Beer has been saving lives for centuries: it was imbibed when the water became too dirty, was used as medicine throughout the ages and has consistently proved a lot cheaper than therapy.
'Beer is proof that God loves us and wants us to be happy,' said Benjamin Franklin as he helped found the United States of America.
That trend is continuing in modern Britain thanks to Bowland Brewery, which donates 10p of every pint of Whirlybird ale sold to the North West Air Ambulance.
Whirlybird ale is proving very popular and we are delighted to support the NWAA, Andrew Warburton
The 'whirly bird' patrols the skies above Lancashire, Cumbria and Greater Manchester 365 days a year, and regularly saves lives by carrying critically injured people to hospital far quicker than an ambulance could. There are also doctors and nurses on board that can treat casualties instantly upon landing.

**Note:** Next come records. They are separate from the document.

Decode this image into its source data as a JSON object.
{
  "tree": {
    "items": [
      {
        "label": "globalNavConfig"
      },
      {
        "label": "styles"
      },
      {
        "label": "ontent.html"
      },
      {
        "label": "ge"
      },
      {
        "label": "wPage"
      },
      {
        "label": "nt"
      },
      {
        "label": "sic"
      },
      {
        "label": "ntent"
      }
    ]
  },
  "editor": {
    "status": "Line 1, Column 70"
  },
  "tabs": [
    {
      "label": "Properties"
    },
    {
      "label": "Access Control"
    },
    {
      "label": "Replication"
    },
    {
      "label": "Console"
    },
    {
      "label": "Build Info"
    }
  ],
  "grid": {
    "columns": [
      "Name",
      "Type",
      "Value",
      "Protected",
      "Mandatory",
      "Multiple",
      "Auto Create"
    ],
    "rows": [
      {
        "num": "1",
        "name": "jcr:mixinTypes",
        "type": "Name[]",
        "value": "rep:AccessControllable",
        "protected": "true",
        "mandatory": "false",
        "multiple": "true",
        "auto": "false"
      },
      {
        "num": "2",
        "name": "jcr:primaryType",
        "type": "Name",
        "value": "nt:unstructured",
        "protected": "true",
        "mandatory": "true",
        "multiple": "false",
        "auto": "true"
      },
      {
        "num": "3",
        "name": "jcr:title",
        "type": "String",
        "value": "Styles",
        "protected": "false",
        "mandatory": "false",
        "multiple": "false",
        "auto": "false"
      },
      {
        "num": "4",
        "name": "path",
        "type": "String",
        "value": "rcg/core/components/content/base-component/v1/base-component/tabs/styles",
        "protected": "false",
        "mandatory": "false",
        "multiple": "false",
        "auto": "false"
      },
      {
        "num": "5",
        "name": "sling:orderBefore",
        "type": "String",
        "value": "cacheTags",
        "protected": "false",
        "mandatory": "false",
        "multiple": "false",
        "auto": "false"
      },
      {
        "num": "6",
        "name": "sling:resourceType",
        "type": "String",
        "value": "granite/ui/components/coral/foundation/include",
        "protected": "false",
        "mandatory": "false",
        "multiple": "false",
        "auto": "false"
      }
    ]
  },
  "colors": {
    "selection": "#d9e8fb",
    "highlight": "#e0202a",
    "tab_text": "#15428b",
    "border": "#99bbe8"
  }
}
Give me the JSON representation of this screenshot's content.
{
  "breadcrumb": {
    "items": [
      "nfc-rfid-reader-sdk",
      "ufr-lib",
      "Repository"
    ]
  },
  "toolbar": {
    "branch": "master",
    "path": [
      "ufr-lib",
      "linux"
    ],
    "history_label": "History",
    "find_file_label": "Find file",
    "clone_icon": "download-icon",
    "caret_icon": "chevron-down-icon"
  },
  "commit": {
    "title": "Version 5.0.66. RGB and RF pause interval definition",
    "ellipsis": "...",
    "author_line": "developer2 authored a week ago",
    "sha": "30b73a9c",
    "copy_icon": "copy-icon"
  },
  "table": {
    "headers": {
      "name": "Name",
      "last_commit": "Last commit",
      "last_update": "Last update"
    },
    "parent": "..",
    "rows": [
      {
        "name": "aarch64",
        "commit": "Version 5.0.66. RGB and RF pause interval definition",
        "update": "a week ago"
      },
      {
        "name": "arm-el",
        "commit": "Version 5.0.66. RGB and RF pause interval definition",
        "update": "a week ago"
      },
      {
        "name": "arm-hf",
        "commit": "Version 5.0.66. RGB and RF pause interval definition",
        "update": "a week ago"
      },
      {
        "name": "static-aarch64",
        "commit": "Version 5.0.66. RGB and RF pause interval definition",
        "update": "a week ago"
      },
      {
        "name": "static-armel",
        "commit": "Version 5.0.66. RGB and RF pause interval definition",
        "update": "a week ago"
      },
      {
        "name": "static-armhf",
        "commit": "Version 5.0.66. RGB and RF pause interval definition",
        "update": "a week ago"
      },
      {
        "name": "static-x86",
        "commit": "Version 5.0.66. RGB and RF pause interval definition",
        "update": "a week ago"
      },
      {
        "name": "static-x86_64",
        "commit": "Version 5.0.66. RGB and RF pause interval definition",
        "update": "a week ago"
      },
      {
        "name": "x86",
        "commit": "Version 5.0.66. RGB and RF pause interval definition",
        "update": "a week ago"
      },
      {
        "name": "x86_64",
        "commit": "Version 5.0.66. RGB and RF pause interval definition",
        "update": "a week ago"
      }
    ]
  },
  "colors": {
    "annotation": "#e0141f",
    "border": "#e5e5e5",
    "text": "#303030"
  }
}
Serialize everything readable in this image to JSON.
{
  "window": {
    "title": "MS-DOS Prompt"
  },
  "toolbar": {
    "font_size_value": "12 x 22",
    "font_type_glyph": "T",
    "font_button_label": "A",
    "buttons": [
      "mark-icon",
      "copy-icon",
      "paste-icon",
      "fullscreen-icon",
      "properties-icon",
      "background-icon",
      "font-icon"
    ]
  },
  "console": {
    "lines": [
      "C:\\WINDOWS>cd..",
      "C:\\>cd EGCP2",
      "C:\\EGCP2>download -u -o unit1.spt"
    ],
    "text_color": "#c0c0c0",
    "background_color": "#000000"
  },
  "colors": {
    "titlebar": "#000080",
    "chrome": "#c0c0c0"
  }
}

But the NHS does not fund it. The NWAA (not to be confused with the gangster rapper collective) is a charity and it costs £13,500 to keep it airborne. That requires an enormous fundraising effort and Bowland has stepped up to the plate.
'Whirlybird ale is proving very popular and we are delighted to support the NWAA,' said Andrew Warburton, director of the brewery, which is based at Holmes Mill in Clitheroe.
To ramp up fundraising, the brewery is launching the Whirlybird Ball at a function room in Clitheroe, and it has also come up with a pub quiz to help on-trade operators that sell the ale, including prizes provided by the brewery.
'We are looking forward to raising lots more money and having plenty of fun at the same time,' said Warburton. 'Whether it's at the beer hall or in one of the many pubs stocking Bowland Ales, or at the Whirlybird Ball, every pint sold carries a donation.'